I could see that she was going to hit me in the face, and I started to throw up my arm, but I didn't have time to complete the action before she ducked her head and hit me in the nose and forehead. The impact was so strong that the first part of my body to hit the ground was my shoulders. Then my head slammed into the ground. The other four sheep ran over me. (Each of the sheep weighed a hundred pounds.)
David had seen the whole thing from the pasture gate. He yelled to Dorothy, "Come quick! Terry is bad hurt." My memory of the incident is vivid to that point. I had an excruciating headache. With David's help, I was able to get up and walk into the house.
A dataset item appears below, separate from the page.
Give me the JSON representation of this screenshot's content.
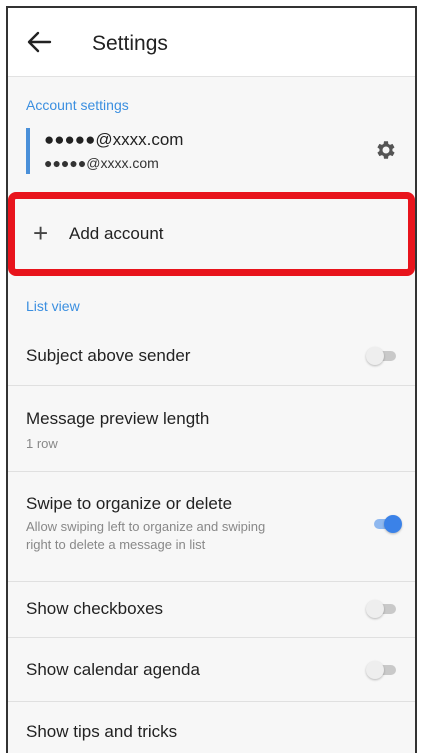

I don't remember anything that happened for the next hour and a half. Dorothy is a Reiki Master. She put me on the Reiki bed and began giving me Reiki.
During this time, her brother, Jim Taylor, was sitting in the Dairy Queen in Bowie, Texas, 17 miles away. Suddenly the thought came to him; I need to go to Dorothy and Terry’s. He immediately got into his truck and started for our place. After giving me Reiki for a few minutes, Dorothy called Jim, who is also a Reiki Master, and learned that he was half a block away. After Jim arrived, the two of them gave me Reiki.
I had a small cut on the bridge of my nose (from my glasses); my eyes were getting black, and my face was beginning to swell. Let me pause here to say that I am an M.D. The usual aftermath from such a blow is—at the very least, a night in the hospital, with the attendant expense, and, more than likely, recurrent headaches for at least six months. Add to this my age; I had just turned 84. Old people are very prone to bruising, and they are very susceptible to injury from even a light blow.
I regained consciousness an hour and a half after the accident happened. They told me that while I was unconscious, I kept asking: “What happened; what happened?” This behavior is typical of someone who has had a concussion. When I came to, I felt normal. The small cut over my eye was still there, but all swelling and blackness were gone from my face. The headache was gone. I ate supper and went about my usual pursuits the rest of the evening. I took a nap the following morning, but other than that, I had no ill effects at all. Without Reiki, who knows?
This article is from the Winter 2008 edition of Reiki News Magazine.